Drill cuttings being tested for radiation
By CASEY JUNKINS
Special to The News and Sentinel
MOUNDSVILLE – Some Northern Panhandle residents remain concerned about radiation associated with natural gas activity in the region.
However, a West Virginia Department of Environmental Protection official said his tests show drill cuttings emit minimal radioactivity.
“Some of you may be hearing from me to look at your drill cuttings,” H. Michael Dorsey, chief of Homeland Security and Emergency Response for the West Virginia DEP, told industry representatives at the Marshall County Energy Exploration Task Force meeting this week.
In 2012, the Pennsylvania DEP said radiation alarms at landfills accepting Marcellus shale drilling waste went off 1,325 times to indicate the presence of radium and other materials. However, Dorsey said he found no such radioactivity during a recent test of EQT Corp. drilling waste taken to a Wetzel County landfill.
“It was a very low reading,” he said. “The Legislature told us to do more studies, which we will. But I am not concerned about it now.”
In another matter at the meeting, Marshall County Emergency Management Director Tom Hart said there was recently an oversized load moving in part of the county that was not on schedule. This was a different load from the Williams Energy superloads that traveled through the county in February and March.
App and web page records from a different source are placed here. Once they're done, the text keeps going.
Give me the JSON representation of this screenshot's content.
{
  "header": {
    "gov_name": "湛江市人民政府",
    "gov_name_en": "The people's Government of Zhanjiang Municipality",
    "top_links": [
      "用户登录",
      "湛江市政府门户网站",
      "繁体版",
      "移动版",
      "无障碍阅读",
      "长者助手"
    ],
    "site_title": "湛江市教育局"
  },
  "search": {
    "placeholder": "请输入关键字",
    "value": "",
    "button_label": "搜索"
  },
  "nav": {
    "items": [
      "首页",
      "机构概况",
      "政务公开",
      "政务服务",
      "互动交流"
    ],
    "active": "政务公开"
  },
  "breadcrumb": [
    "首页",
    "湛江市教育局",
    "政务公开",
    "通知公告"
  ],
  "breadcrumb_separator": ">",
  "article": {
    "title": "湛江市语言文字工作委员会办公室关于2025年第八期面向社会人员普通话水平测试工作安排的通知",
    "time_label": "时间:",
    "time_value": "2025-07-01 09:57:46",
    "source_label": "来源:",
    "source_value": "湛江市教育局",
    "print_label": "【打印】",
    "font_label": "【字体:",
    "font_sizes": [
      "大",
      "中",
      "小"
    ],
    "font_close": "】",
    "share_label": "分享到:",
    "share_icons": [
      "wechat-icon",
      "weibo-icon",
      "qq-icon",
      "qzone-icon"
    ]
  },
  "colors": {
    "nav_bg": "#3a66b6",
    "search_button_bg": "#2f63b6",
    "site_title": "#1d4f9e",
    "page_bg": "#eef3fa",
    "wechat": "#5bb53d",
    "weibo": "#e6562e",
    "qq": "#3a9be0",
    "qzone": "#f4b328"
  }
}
“A couple of our fire departments were dispatched for a fire and got stuck behind an oversized load,” he said.
While not identifying the specific companies involved, Hart said some subcontractors moving the oversized load were not cooperative.
“They (emergency personnel) don’t have time to argue with escort companies,” he said.
As for the superloads, the 41-yard long machines each traveled from the Benwood CSX rail yard to the Williams Oak Grove facility. On the first day of the initial move, a Marshall County school bus got stuck behind the superload along W.Va. 88 when it was not scheduled to be there, causing some students to be nearly two hours late getting home.
“When you say, ‘we are stopping,’ and don’t – that upset a lot of people,” county resident John Toth said.
Hart said the second move was much smoother than the first. Williams spokeswoman Helen Humphreys said another superload will probably follow the same path in June. Although not as heavy as the de-ethanizer, the device will be 40 yards long.
“Hopefully, the third one will go well,” Hart said.
The task force – founded in 2010 at the beginning of the county’s Marcellus Shale boom – now meets on a bi-monthly basis. It allows industry representatives to converse with public officials regarding problems the county may be experiencing because of the shale rush.
The next task force meeting is set for 12:30 p.m. June 3 at the Grand Vue Park banquet hall. It is open to the public.